(Stored items from a collection)
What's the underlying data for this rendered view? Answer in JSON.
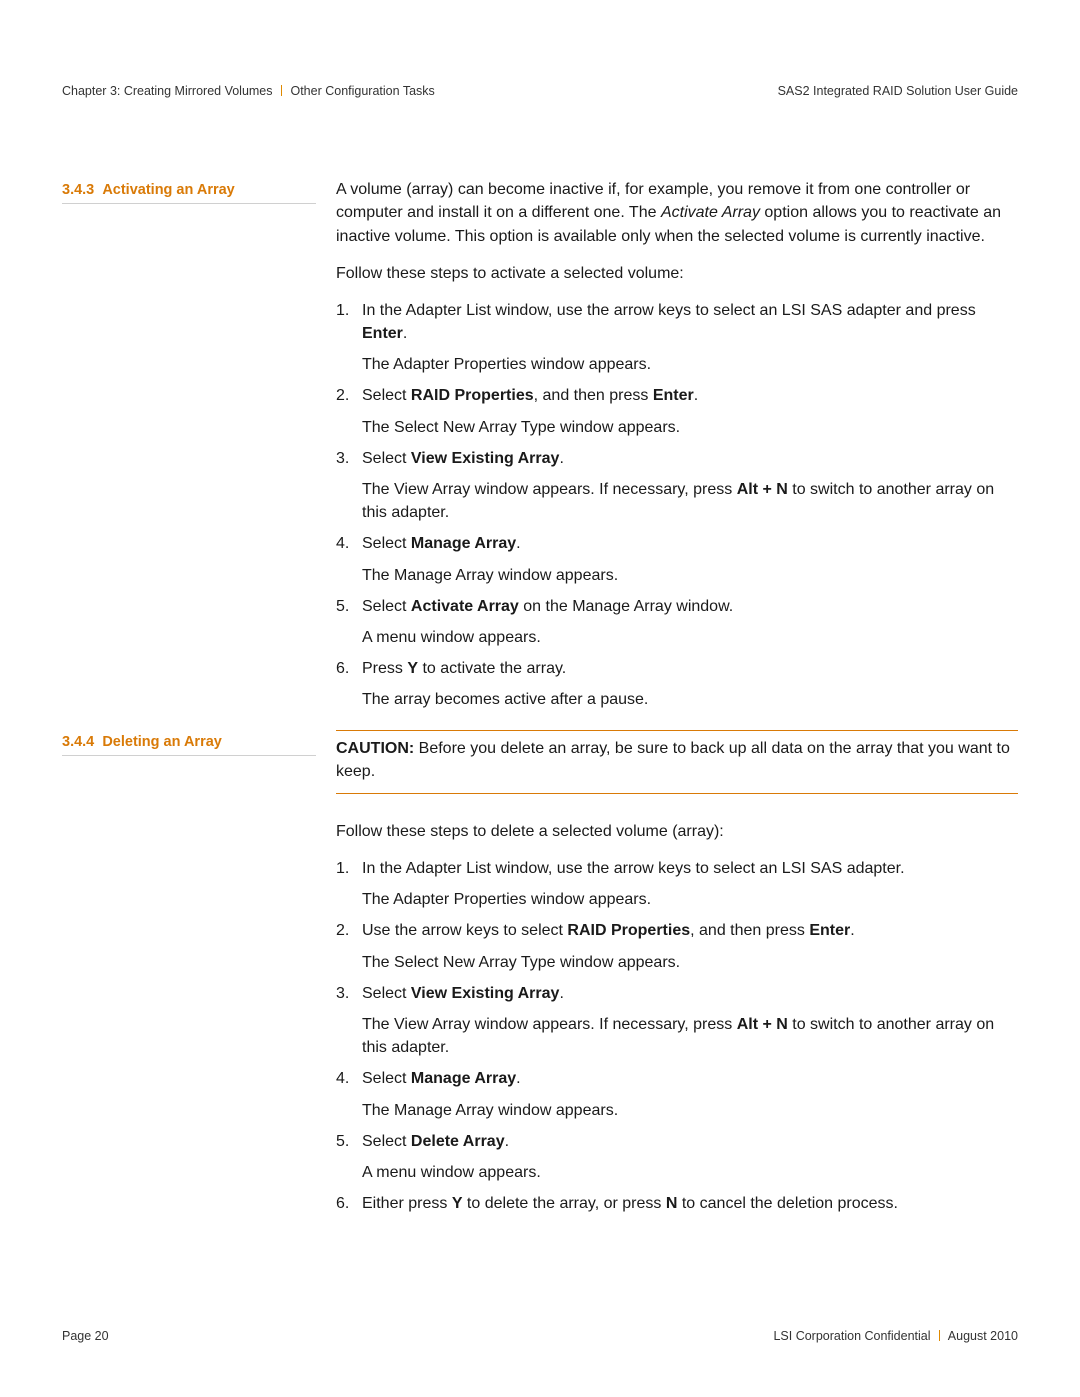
{
  "header": {
    "left_chapter": "Chapter 3: Creating Mirrored Volumes",
    "left_sub": "Other Configuration Tasks",
    "right": "SAS2 Integrated RAID Solution User Guide"
  },
  "section_a": {
    "number": "3.4.3",
    "title": "Activating an Array",
    "intro_pre": "A volume (array) can become inactive if, for example, you remove it from one controller or computer and install it on a different one. The ",
    "intro_ital": "Activate Array",
    "intro_post": " option allows you to reactivate an inactive volume. This option is available only when the selected volume is currently inactive.",
    "lead": "Follow these steps to activate a selected volume:",
    "steps": [
      {
        "pre": "In the Adapter List window, use the arrow keys to select an LSI SAS adapter and press ",
        "b1": "Enter",
        "post": ".",
        "result": "The Adapter Properties window appears."
      },
      {
        "pre": "Select ",
        "b1": "RAID Properties",
        "mid": ", and then press ",
        "b2": "Enter",
        "post": ".",
        "result": "The Select New Array Type window appears."
      },
      {
        "pre": "Select ",
        "b1": "View Existing Array",
        "post": ".",
        "result_pre": "The View Array window appears. If necessary, press ",
        "result_b": "Alt + N",
        "result_post": " to switch to another array on this adapter."
      },
      {
        "pre": "Select ",
        "b1": "Manage Array",
        "post": ".",
        "result": "The Manage Array window appears."
      },
      {
        "pre": "Select ",
        "b1": "Activate Array",
        "post": " on the Manage Array window.",
        "result": "A menu window appears."
      },
      {
        "pre": "Press ",
        "b1": "Y",
        "post": " to activate the array.",
        "result": "The array becomes active after a pause."
      }
    ]
  },
  "section_b": {
    "number": "3.4.4",
    "title": "Deleting an Array",
    "caution_label": "CAUTION:",
    "caution_text": "  Before you delete an array, be sure to back up all data on the array that you want to keep.",
    "lead": "Follow these steps to delete a selected volume (array):",
    "steps": [
      {
        "pre": "In the Adapter List window, use the arrow keys to select an LSI SAS adapter.",
        "result": "The Adapter Properties window appears."
      },
      {
        "pre": "Use the arrow keys to select ",
        "b1": "RAID Properties",
        "mid": ", and then press ",
        "b2": "Enter",
        "post": ".",
        "result": "The Select New Array Type window appears."
      },
      {
        "pre": "Select ",
        "b1": "View Existing Array",
        "post": ".",
        "result_pre": "The View Array window appears. If necessary, press ",
        "result_b": "Alt + N",
        "result_post": " to switch to another array on this adapter."
      },
      {
        "pre": "Select ",
        "b1": "Manage Array",
        "post": ".",
        "result": "The Manage Array window appears."
      },
      {
        "pre": "Select ",
        "b1": "Delete Array",
        "post": ".",
        "result": "A menu window appears."
      },
      {
        "pre": "Either press ",
        "b1": "Y",
        "mid": " to delete the array, or press ",
        "b2": "N",
        "post": " to cancel the deletion process."
      }
    ]
  },
  "footer": {
    "left": "Page 20",
    "right_a": "LSI Corporation Confidential",
    "right_b": "August 2010"
  }
}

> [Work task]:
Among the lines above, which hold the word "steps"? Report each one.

> [Result for this exercise]:
    "lead": "Follow these steps to activate a selected volume:",
    "steps": [
    "lead": "Follow these steps to delete a selected volume (array):",
    "steps": [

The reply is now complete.